Loren Hinton @loren.hinton

Hello, fellow (I hope) Japan lovers!  Maybe the first relelvant thing you need to know about me is that I love Japan. Japan is a unique place where high-tech, ultramodern culture and old, historic tradition flawlessly co-exist and intermingle. It's a magical place, and I feel like I'm always finding cool, new things, even in places I've been a hundred times, so I'm very excited to share these with you. My favorite thing about Japan is probably the food, then the culture, then the public transportation system (seriously, it's amazing!), but really, I love it all! In my free time, I enjoy writing, reading, watching anime, and getting lost in the city. I have a passion for photography, traveling, and — have I mentioned it already? — food. I'm based in Saitama, but honestly, I'm all over the place, so buckle in! It's gonna be a fun ride! ~ Please feel free to contact me with any questions, suggestions, or ideas for future articles. ~ Yoroshiku ne! ^_~ –☆

Join the discussion

Sherilyn Siy 5 years ago
Is it less sweet than the US Cinnabon?
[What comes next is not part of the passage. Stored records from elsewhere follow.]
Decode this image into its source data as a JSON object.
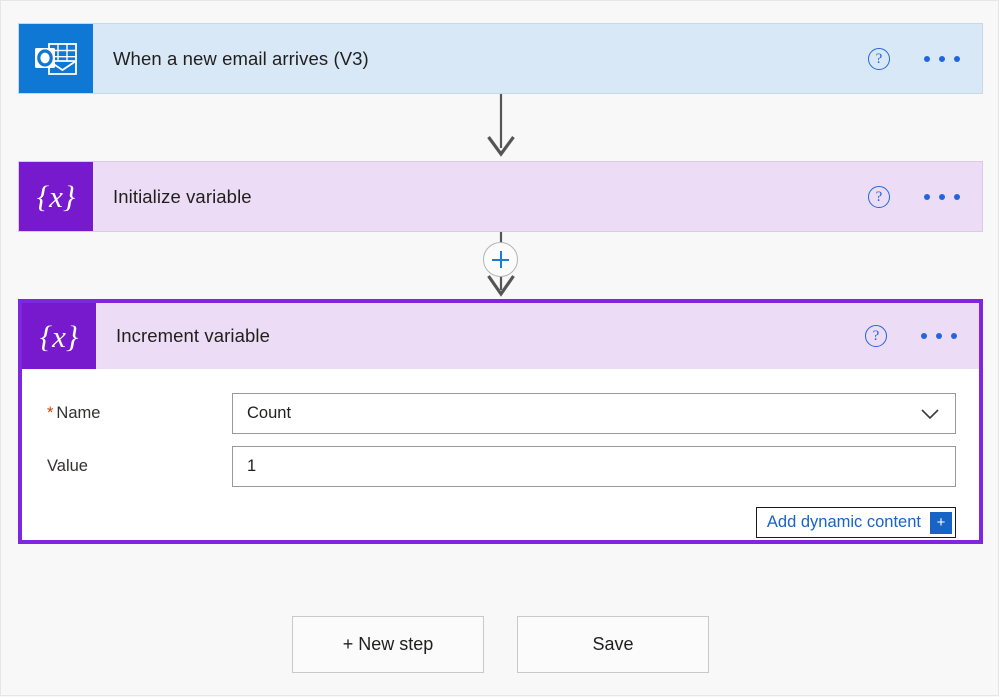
{
  "flow": {
    "trigger": {
      "title": "When a new email arrives (V3)",
      "icon": "outlook-icon",
      "help_icon": "help-icon",
      "menu_icon": "ellipsis-icon",
      "header_bg": "#d9e8f7",
      "icon_bg": "#0f78d4"
    },
    "initialize_action": {
      "title": "Initialize variable",
      "icon": "variable-icon",
      "icon_glyph": "{x}",
      "help_icon": "help-icon",
      "menu_icon": "ellipsis-icon",
      "header_bg": "#ecdcf5",
      "icon_bg": "#7719cd"
    },
    "increment_action": {
      "title": "Increment variable",
      "icon": "variable-icon",
      "icon_glyph": "{x}",
      "help_icon": "help-icon",
      "menu_icon": "ellipsis-icon",
      "header_bg": "#ecdcf5",
      "icon_bg": "#7719cd",
      "selected_border_color": "#8026e0",
      "fields": {
        "name": {
          "label": "Name",
          "required": true,
          "required_marker": "*",
          "value": "Count",
          "placeholder": "Name",
          "control": "dropdown",
          "chevron_icon": "chevron-down-icon"
        },
        "value": {
          "label": "Value",
          "required": false,
          "value": "1",
          "placeholder": "Value",
          "control": "textbox"
        }
      },
      "dynamic_content": {
        "label": "Add dynamic content",
        "plus_glyph": "+",
        "accent_color": "#1763c6"
      }
    },
    "insert_button": {
      "name": "insert-step-button",
      "glyph": "+",
      "accent_color": "#1a7fd4"
    }
  },
  "footer": {
    "new_step_label": "+ New step",
    "save_label": "Save"
  }
}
It would be nice if they lessened the sweetness for Japanese taste. I find the US Cinnabon too sweet.
Loren Hinton Author 5 years ago
Hi Sherilyn, sorry for the late reply. I haven't had a US Cinnabon in maybe 8 or 9 years, so I can't say with certainty. I can say they are definitely sweet compared to Japanese sweets. Sorry I can't be more helpful!
Olga 5 years ago
Yummy! I love the smell of Cinnabon rolls and always try to walk past their shop in Tokyo!
Loren Hinton Author 5 years ago
Me too! Smells so yummy!